So as he sat and watched tape from the season during the past two weeks in preparation for the Russell Athletic Bowl against Clemson on Dec. 29, he noticed a lot of things about his game.
“I see myself reacting a lot faster than I have,” Parker said. “That goes right back to Day 1 and fall camp and stuff. It was still coming new to me. . . . Progressively at the end of the season, it was just coming a lot faster. I was just reading everything faster.
Everything was just clicking.”
It starts with Parker, but Oklahoma’s defense as a whole is in need of a revamping.
Parker talked about how having three weeks is a nice break from what he discovered was a very fast-paced season. The Oklahoma defensive coaching staff could use the near-month between games to figure out exactly how to fix the major problems plaguing Oklahoma’s defense – or else get embarrassed in a lower-tier bowl by a “back-up” quarterback.
There are two main issues that need to be addressed: Coverage and pass rush.
Believe it or not, but the Oklahoma run defense has been pretty good. The Sooners are allowing just 109.6 yards per game, just two yards per game or 30 total yards out of the top spot. They ranked 10th in the nation.
But when team’s drop back to pass against the Sooners, no one is impressed.

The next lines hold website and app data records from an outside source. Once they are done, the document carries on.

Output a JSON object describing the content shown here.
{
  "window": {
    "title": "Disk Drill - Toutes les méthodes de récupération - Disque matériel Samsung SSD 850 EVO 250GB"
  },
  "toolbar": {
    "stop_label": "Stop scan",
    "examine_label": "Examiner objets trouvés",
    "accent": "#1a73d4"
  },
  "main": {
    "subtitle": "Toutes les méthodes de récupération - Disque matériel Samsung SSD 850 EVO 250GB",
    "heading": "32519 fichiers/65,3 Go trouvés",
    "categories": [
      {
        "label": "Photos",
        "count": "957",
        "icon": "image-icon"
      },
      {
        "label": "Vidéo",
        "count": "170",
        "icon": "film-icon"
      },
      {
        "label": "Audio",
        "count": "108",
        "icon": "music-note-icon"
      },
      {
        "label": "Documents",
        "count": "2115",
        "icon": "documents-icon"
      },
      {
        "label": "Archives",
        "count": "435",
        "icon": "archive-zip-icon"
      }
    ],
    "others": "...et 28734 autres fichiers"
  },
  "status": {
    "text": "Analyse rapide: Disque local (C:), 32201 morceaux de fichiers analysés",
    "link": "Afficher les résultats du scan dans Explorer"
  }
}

Oklahoma’s secondary has improved, but no one will forget the late busted coverage on Oklahoma State wide receiver Brandon Sheperd. Only Iowa State saved Oklahoma from being the worst pass defense in the Big 12, but 272.7 yards per game is nothing to celebrate – Western Kentucky and Tulsa allowed fewer yards in the air.

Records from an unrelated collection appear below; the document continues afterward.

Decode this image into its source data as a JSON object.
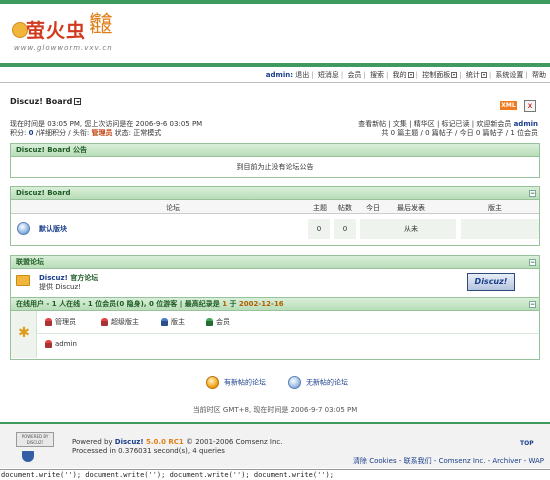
{
  "header": {
    "logo_title": "萤火虫",
    "logo_sub": "综合社区",
    "logo_url": "www.glowworm.vxv.cn"
  },
  "menu": {
    "user": "admin:",
    "items": [
      "退出",
      "短消息",
      "会员",
      "搜索",
      "我的",
      "控制面板",
      "统计",
      "系统设置",
      "帮助"
    ]
  },
  "board": {
    "title": "Discuz! Board",
    "xml": "XML",
    "close": "x"
  },
  "info": {
    "line1": "现在时间是 03:05 PM, 您上次访问是在 2006-9-6 03:05 PM",
    "line2_prefix": "积分: ",
    "line2_points": "0",
    "line2_rest": " /详细积分 / 头衔: ",
    "line2_title": "管理员",
    "line2_status": " 状态: 正常模式",
    "right1": "查看新帖 | 文集 | 精华区 | 标记已读 | 欢迎新会员 ",
    "right1_user": "admin",
    "right2": "共 0 篇主题 / 0 篇帖子 / 今日 0 篇帖子 / 1 位会员"
  },
  "announcement": {
    "header": "Discuz! Board 公告",
    "body": "到目前为止没有论坛公告"
  },
  "forums": {
    "header": "Discuz! Board",
    "collapse": "−",
    "columns": [
      "论坛",
      "主题",
      "帖数",
      "今日",
      "最后发表",
      "版主"
    ],
    "rows": [
      {
        "name": "默认版块",
        "threads": "0",
        "posts": "0",
        "today": "0",
        "last": "从未"
      }
    ]
  },
  "links": {
    "header": "联盟论坛",
    "collapse": "−",
    "name_prefix": "Discuz! ",
    "name_suffix": "官方论坛",
    "desc": "提供 Discuz!",
    "banner": "Discuz!"
  },
  "online": {
    "header_prefix": "在线用户 - ",
    "header_mid": "1 人在线 - 1 位会员(0 隐身), 0 位游客 | 最高纪录是 ",
    "record_count": "1",
    "record_date_prefix": " 于 ",
    "record_date": "2002-12-16",
    "collapse": "−",
    "groups": [
      "管理员",
      "超级版主",
      "版主",
      "会员"
    ],
    "users": [
      "admin"
    ]
  },
  "legend": {
    "new": "有新帖的论坛",
    "old": "无新帖的论坛"
  },
  "timeline": "当前时区 GMT+8, 现在时间是 2006-9-7 03:05 PM",
  "footer": {
    "badge": "POWERED BY DISCUZ!",
    "powered_prefix": "Powered by ",
    "product": "Discuz!",
    "version": " 5.0.0 RC1",
    "copyright": " © 2001-2006 Comsenz Inc.",
    "processed": "Processed in 0.376031 second(s), 4 queries",
    "top": "TOP",
    "right": "清除 Cookies - 联系我们 - Comsenz Inc. - Archiver - WAP"
  },
  "status_bar": "document.write(''); document.write(''); document.write(''); document.write('');"
}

So did SMU.
Clemson won’t miss on that point.
“They pass the ball really well,” Oklahoma cornerback Zack Sanchez said. “Everybody has to be on their Ps and Qs.” Oklahoma got back to the basics during the bowl practice according to Sanchez. The Sooners were playing top units against each other, and it’s needed.
Maybe more than basics, Oklahoma needs simplicity. The secondary is catching up rapidly, but as of right now, it’s still too far behind.

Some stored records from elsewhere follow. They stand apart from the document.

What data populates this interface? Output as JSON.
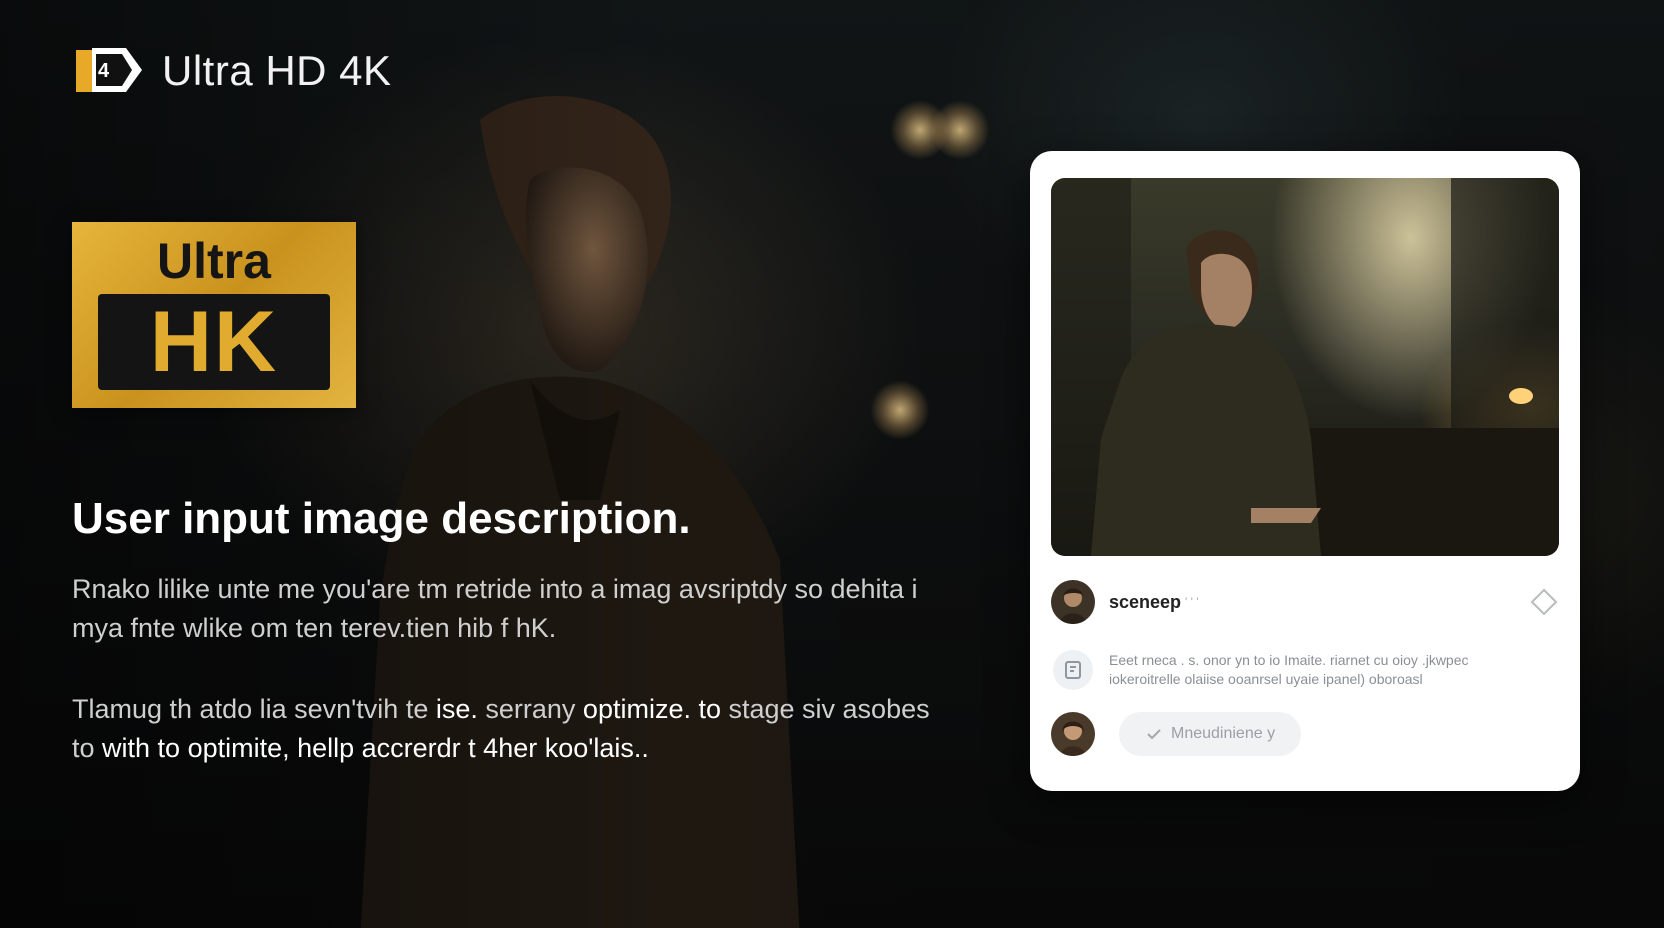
{
  "brand": {
    "title": "Ultra HD 4K",
    "logo_icon": "ultra-hd-4k-logo-icon"
  },
  "badge": {
    "top_label": "Ultra",
    "main_label": "HK"
  },
  "headline": "User input image description.",
  "paragraphs": {
    "first": "Rnako lilike unte me you'are tm retride into a imag avsriptdy so dehita i mya fnte wlike om ten terev.tien hib f hK.",
    "second_plain": "Tlamug th atdo lia sevn'tvih te ",
    "second_bold_1": "ise.",
    "second_plain_2": " serrany ",
    "second_bold_2": "optimize. to",
    "second_plain_3": " stage siv asobes to ",
    "second_bold_3": "with to optimite, hellp accrerdr t 4her koo'lais.."
  },
  "card": {
    "username": "sceneep",
    "username_suffix": "' ' '",
    "favorite_icon": "diamond-icon",
    "description_icon": "document-icon",
    "description": "Eeet rneca . s. onor yn to io Imaite. riarnet cu oioy .jkwpec iokeroitrelle olaiise ooanrsel uyaie ipanel) oboroasl",
    "verify_label": "Mneudiniene y"
  },
  "colors": {
    "accent_gold": "#e0ab2e",
    "background": "#0b0d0f",
    "card_bg": "#ffffff"
  }
}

“It’s time for us to make a statement,” freshman cornerback Jordan Thomas said. “It’s been a tough season, and we want to go out with a bang.” The 3-4 was put in to do two things: Be more prepared for passing teams in the Big 12 and dynamically rush the passer.
It hasn’t done either. Oklahoma finished the regular season with 28 sacks, less than three per game. That’s another number that impresses no one. Oklahoma was tied for 44th nationally with teams like Wake Forest, Memphis and Louisiana-Lafayette.
Thus far, Oklahoma coach Bob Stoops continues to like what he sees from the current defensive format.
“I feel excited about what our guys have done in the 3-4 practices so far,” Stoops said.
For now, it’s still in and will be challenged when faced with the eye ball test against the No. 1 defense in the country, led by former Oklahoma DC Brent Venables.
“We play with a chip on our shoulders already,” Sanchez said. “Hearing so much about a defense, we want to go in and show who the best defense will be on that day.”
Editor's note: Story has been edited to remove any implication of Bob Stoops saying Mike Stoops might not be at OU next season. Bob has never implied, directly or indirectly, to saying that.